When Stephen King publishes a book, many people read it thinking, “Wow, Stephen King created this whole book all on his own.”
But he didn’t.
He worked with an editor, and likely, an editorial assistant, to create the in-depth thrilling books that you see on shelves.
My challenge to you: Start to think about what stage you’d like to have an editor in your back pocket.
If you’ve never written a book before, and you aren’t familiar with the editing process, or you’re on your third book, but still having trouble finding what needs work in your draft, having an editor perform a manuscript evaluation for you is likely your best bet. This is when an editor reads your full draft and provides feedback for you on where and how you can improve your first draft.
If you’ve written books before, and feel the larger structural issues are good, or you worked with a book coach to finish your draft, then working with an editor on developmental editing would be your best next bet. The editor will read through your book and provide sentence revisions and ideas to help you revise the language and chapter focus, that will still sound like you, but will heighten the writing, and provide another option.
If you’re still in idea phase, and having trouble getting anything down, working with a book coach, or deciding on a ghost writer, might be what you need. And sometimes editors are also book coaches or ghostwriters, which will make it easier when it comes time to edit your book, because they’ll already be familiar with the writing, so you the editing process will likely be shorter.
Every (repeat: every) author needs an editor.
Editors who write books use editors. Figuring out what stage you’ll need one will make it easier to know who’s a good fit for you when the time comes.
If you'd like to chat to see where you're at and what might be a good fit you, schedule a consultation with me today, and we can figure out the best way to get your book from in your head to on the page, and ready to be published.

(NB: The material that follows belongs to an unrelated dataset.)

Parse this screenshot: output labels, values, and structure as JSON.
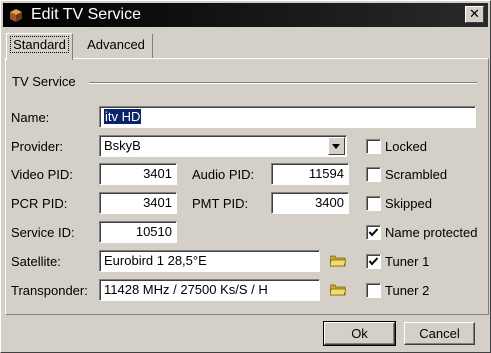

I'd love to hear from you if you struggle with any of these issues, or have any other writing struggles. (I bet I can pull another Food Network show into my suggestion! ;-) ) Comment below!